YOUR INSTRUCTIONS -> Without including any pictures, copy every line below exactly.

GIVEN INFORMATION ->
┄┄┄┄┄┄┄┄┄┄┄┄┄┄┄┄┄┄┄┄

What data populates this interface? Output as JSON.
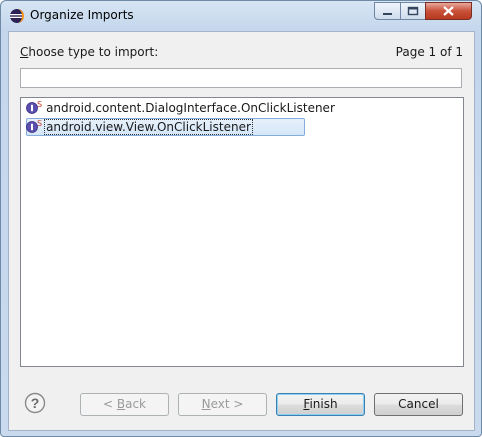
{
  "window": {
    "title": "Organize Imports"
  },
  "header": {
    "choose_prefix": "C",
    "choose_rest": "hoose type to import:",
    "page": "Page 1 of 1"
  },
  "filter": {
    "value": "",
    "placeholder": ""
  },
  "list": {
    "items": [
      {
        "label": "android.content.DialogInterface.OnClickListener",
        "selected": false
      },
      {
        "label": "android.view.View.OnClickListener",
        "selected": true
      }
    ]
  },
  "buttons": {
    "back_prefix": "< ",
    "back_u": "B",
    "back_rest": "ack",
    "next_u": "N",
    "next_rest": "ext >",
    "finish_u": "F",
    "finish_rest": "inish",
    "cancel": "Cancel"
  },
  "colors": {
    "interface_icon": "#5a4fb0",
    "selection": "#d4e6f8"
  }
}
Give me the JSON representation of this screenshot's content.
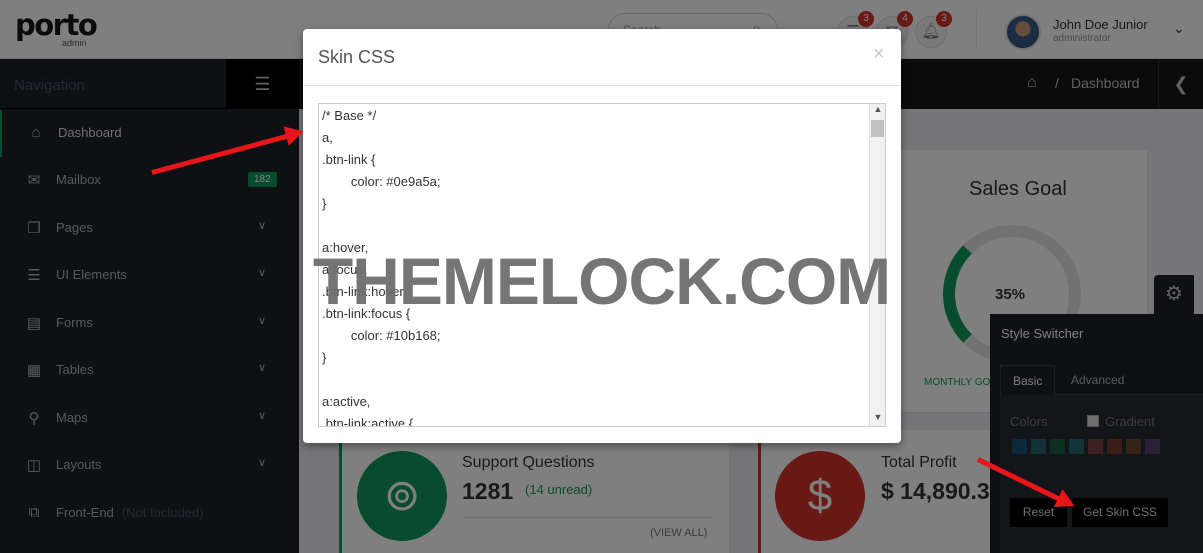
{
  "header": {
    "logo": "porto",
    "logo_sub": "admin",
    "search_placeholder": "Search...",
    "notifications": [
      {
        "icon": "tasks-icon",
        "count": "3"
      },
      {
        "icon": "envelope-icon",
        "count": "4"
      },
      {
        "icon": "bell-icon",
        "count": "3"
      }
    ],
    "user_name": "John Doe Junior",
    "user_role": "administrator"
  },
  "sidebar": {
    "title": "Navigation",
    "items": [
      {
        "icon": "home-icon",
        "label": "Dashboard",
        "active": true
      },
      {
        "icon": "envelope-icon",
        "label": "Mailbox",
        "badge": "182"
      },
      {
        "icon": "copy-icon",
        "label": "Pages",
        "chevron": true
      },
      {
        "icon": "tasks-icon",
        "label": "UI Elements",
        "chevron": true
      },
      {
        "icon": "list-alt-icon",
        "label": "Forms",
        "chevron": true
      },
      {
        "icon": "table-icon",
        "label": "Tables",
        "chevron": true
      },
      {
        "icon": "map-marker-icon",
        "label": "Maps",
        "chevron": true
      },
      {
        "icon": "columns-icon",
        "label": "Layouts",
        "chevron": true
      },
      {
        "icon": "external-link-icon",
        "label": "Front-End",
        "note": "(Not Included)"
      }
    ]
  },
  "breadcrumb": {
    "current": "Dashboard"
  },
  "dashboard": {
    "sales_goal": {
      "title": "Sales Goal",
      "percent": "35%",
      "progress": 0.35,
      "label": "MONTHLY GO"
    },
    "support": {
      "title": "Support Questions",
      "value": "1281",
      "sub": "(14 unread)",
      "link": "(VIEW ALL)"
    },
    "profit": {
      "title": "Total Profit",
      "value": "$ 14,890.3"
    }
  },
  "style_switcher": {
    "title": "Style Switcher",
    "tabs": [
      "Basic",
      "Advanced"
    ],
    "colors_label": "Colors",
    "gradient_label": "Gradient",
    "swatches": [
      "#0088cc",
      "#2baab1",
      "#0e9a5a",
      "#21b3c6",
      "#e36159",
      "#d64b28",
      "#b46a37",
      "#9360b6"
    ],
    "reset_label": "Reset",
    "get_css_label": "Get Skin CSS"
  },
  "modal": {
    "title": "Skin CSS",
    "close": "×",
    "code": [
      "/* Base */",
      "a,",
      ".btn-link {",
      "\tcolor: #0e9a5a;",
      "}",
      "",
      "a:hover,",
      "a:focus,",
      ".btn-link:hover,",
      ".btn-link:focus {",
      "\tcolor: #10b168;",
      "}",
      "",
      "a:active,",
      ".btn-link:active {"
    ]
  },
  "watermark": "THEMELOCK.COM",
  "colors": {
    "accent": "#0e9a5a",
    "sidebar": "#1d2127",
    "arrow": "#e8151b",
    "profit": "#d2322d"
  }
}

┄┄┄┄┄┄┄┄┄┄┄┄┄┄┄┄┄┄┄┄

RESPONSE AREA ->
What data populates this interface? Output as JSON.
{
  "window": {
    "title": "Organize Imports"
  },
  "header": {
    "choose_prefix": "C",
    "choose_rest": "hoose type to import:",
    "page": "Page 1 of 1"
  },
  "filter": {
    "value": "",
    "placeholder": ""
  },
  "list": {
    "items": [
      {
        "label": "android.content.DialogInterface.OnClickListener",
        "selected": false
      },
      {
        "label": "android.view.View.OnClickListener",
        "selected": true
      }
    ]
  },
  "buttons": {
    "back_prefix": "< ",
    "back_u": "B",
    "back_rest": "ack",
    "next_u": "N",
    "next_rest": "ext >",
    "finish_u": "F",
    "finish_rest": "inish",
    "cancel": "Cancel"
  },
  "colors": {
    "interface_icon": "#5a4fb0",
    "selection": "#d4e6f8"
  }
}
Give me the JSON representation of this screenshot's content.
{
  "header": {
    "logo": "porto",
    "logo_sub": "admin",
    "search_placeholder": "Search...",
    "notifications": [
      {
        "icon": "tasks-icon",
        "count": "3"
      },
      {
        "icon": "envelope-icon",
        "count": "4"
      },
      {
        "icon": "bell-icon",
        "count": "3"
      }
    ],
    "user_name": "John Doe Junior",
    "user_role": "administrator"
  },
  "sidebar": {
    "title": "Navigation",
    "items": [
      {
        "icon": "home-icon",
        "label": "Dashboard",
        "active": true
      },
      {
        "icon": "envelope-icon",
        "label": "Mailbox",
        "badge": "182"
      },
      {
        "icon": "copy-icon",
        "label": "Pages",
        "chevron": true
      },
      {
        "icon": "tasks-icon",
        "label": "UI Elements",
        "chevron": true
      },
      {
        "icon": "list-alt-icon",
        "label": "Forms",
        "chevron": true
      },
      {
        "icon": "table-icon",
        "label": "Tables",
        "chevron": true
      },
      {
        "icon": "map-marker-icon",
        "label": "Maps",
        "chevron": true
      },
      {
        "icon": "columns-icon",
        "label": "Layouts",
        "chevron": true
      },
      {
        "icon": "external-link-icon",
        "label": "Front-End",
        "note": "(Not Included)"
      }
    ]
  },
  "breadcrumb": {
    "current": "Dashboard"
  },
  "dashboard": {
    "sales_goal": {
      "title": "Sales Goal",
      "percent": "35%",
      "progress": 0.35,
      "label": "MONTHLY GO"
    },
    "support": {
      "title": "Support Questions",
      "value": "1281",
      "sub": "(14 unread)",
      "link": "(VIEW ALL)"
    },
    "profit": {
      "title": "Total Profit",
      "value": "$ 14,890.3"
    }
  },
  "style_switcher": {
    "title": "Style Switcher",
    "tabs": [
      "Basic",
      "Advanced"
    ],
    "colors_label": "Colors",
    "gradient_label": "Gradient",
    "swatches": [
      "#0088cc",
      "#2baab1",
      "#0e9a5a",
      "#21b3c6",
      "#e36159",
      "#d64b28",
      "#b46a37",
      "#9360b6"
    ],
    "reset_label": "Reset",
    "get_css_label": "Get Skin CSS"
  },
  "modal": {
    "title": "Skin CSS",
    "close": "×",
    "code": [
      "/* Base */",
      "a,",
      ".btn-link {",
      "\tcolor: #0e9a5a;",
      "}",
      "",
      "a:hover,",
      "a:focus,",
      ".btn-link:hover,",
      ".btn-link:focus {",
      "\tcolor: #10b168;",
      "}",
      "",
      "a:active,",
      ".btn-link:active {"
    ]
  },
  "watermark": "THEMELOCK.COM",
  "colors": {
    "accent": "#0e9a5a",
    "sidebar": "#1d2127",
    "arrow": "#e8151b",
    "profit": "#d2322d"
  }
}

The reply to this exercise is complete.